If you’re working in colour, the camera applies the current Picture Style and White Balance settings to the live view feed.
Composition in Live View
In live view, the camera can superimpose one of two grids over the live feed (some models have a third diagonal line overlay). These help you see whether the horizon is level or compose your scene according to the rule of thirds.
The benefits of live view aren’t limited to landscape photography. They apply to any area where you might use a tripod-mounted camera. In architectural photography, the grid overlays help you make sure that the sides of buildings are straight (a big benefit to photographers using wideangle or tilt-shift lenses).
If macro or close-up photography is your thing, you’ll probably find looking at the live view display much easier than looking through the viewfinder, especially if your subject is static. The 5x and 10x zooms help you make sure your subject is truly in focus. The depth-of-field button helps you evaluate depth of field.
Some portrait photographers like to work with the camera on a tripod. If this applies to you, then you might like to try
live view combined with face-detect autofocus. It’s easier than looking through the viewfinder and lets you concentrate on talking to your subject, helping put them at ease and create a good portrait. If you’re working in black & white it helps to see the portrait displayed in monochrome.
Autofocus in Live View
Autofocus options available in live view vary greatly between models, so this is an area where you should check your camera’s instruction manual to see exactly what it can do. The first cameras with live view didn’t even have autofocus, while newer cameras such as the EOS 80D are quite sophisticated and can even track moving subjects (although don’t expect it to work as well as the phase-detection AF used by the camera when you view the subject through the viewfinder).
In live view, the camera uses contrast detection to focus on the subject, taking readings from the camera’s sensor. This is marginally slower than phase-detection autofocus, but more accurate, even at wide apertures, and eliminates the need for autofocus micro-adjustment.

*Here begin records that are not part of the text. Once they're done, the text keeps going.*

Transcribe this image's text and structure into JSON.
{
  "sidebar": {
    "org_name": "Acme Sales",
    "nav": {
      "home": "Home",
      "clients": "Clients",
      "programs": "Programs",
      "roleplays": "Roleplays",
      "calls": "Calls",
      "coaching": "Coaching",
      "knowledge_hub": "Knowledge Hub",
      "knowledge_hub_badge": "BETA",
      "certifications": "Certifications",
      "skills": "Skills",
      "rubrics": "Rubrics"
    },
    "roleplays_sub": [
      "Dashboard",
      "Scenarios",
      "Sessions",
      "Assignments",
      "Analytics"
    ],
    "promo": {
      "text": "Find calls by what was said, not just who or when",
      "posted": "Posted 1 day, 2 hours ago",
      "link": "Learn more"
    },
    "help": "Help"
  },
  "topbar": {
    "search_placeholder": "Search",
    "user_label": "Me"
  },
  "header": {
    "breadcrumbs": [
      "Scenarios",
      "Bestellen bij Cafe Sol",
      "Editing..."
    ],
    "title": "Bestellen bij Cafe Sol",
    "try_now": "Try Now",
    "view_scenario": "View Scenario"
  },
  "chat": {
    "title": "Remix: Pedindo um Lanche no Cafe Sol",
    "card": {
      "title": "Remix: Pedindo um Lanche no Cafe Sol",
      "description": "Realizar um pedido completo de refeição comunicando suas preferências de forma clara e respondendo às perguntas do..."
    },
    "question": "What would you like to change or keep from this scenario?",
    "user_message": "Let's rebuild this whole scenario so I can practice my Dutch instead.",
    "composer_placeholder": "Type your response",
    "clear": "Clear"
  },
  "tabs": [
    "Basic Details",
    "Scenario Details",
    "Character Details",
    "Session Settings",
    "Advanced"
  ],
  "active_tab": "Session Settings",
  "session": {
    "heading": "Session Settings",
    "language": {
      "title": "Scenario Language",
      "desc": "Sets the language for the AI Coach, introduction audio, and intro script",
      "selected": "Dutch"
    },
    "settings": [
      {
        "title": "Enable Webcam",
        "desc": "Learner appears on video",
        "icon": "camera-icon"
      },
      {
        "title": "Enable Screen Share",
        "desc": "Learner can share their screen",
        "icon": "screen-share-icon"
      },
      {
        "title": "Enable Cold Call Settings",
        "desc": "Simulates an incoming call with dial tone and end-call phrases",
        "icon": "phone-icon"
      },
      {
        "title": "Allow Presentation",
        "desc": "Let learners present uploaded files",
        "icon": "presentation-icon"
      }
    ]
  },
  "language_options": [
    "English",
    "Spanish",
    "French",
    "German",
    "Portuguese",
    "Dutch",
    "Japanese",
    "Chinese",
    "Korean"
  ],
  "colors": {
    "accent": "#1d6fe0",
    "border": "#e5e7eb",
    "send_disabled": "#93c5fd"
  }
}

Newer EOS cameras (such as the EOS 80D and 7D Mark II) have dual-pixel CMOS autofocus. The technology sounds impressive, and it is. Each effective pixel on the camera’s sensor contains two photo diodes. The camera takes separate readings from each one for focusing purposes, enabling it to focus more smoothly than when using contrast-detection autofocus, in which the lens tends to hunt before locking on the subject. The principal use of dual-pixel CMOS autofocus is for smooth focus in Movie Mode, but it’s also useful for still photographers as it helps the camera track moving subjects in live view.
Step by step: How to set up Live View on a Canon EOS 5D Mark III
To start, activate Live View using the camera’s menu. Navigate to Live View Shoot and select Enable.
Find the Live View Shooting switch, located to the right of the viewfinder on the back of the camera. Set it to Live View, represented by the white camera-shaped icon.
Press the Start/Stop button to enter Live View. The camera’s mirror locks up, the viewfinder goes dark and the camera displays a live feed on the rear LCD screen.
Use the Multi-controller joystick or Cross Keys to move the AF square to the part of the subject you want to focus on (if your camera has a touchscreen you can tap the LCD screen instead).
With the lens set to AF (autofocus), press the shutter button half way to focus, and all the way down to take the photograph.
Words and pictures Andrew Gibson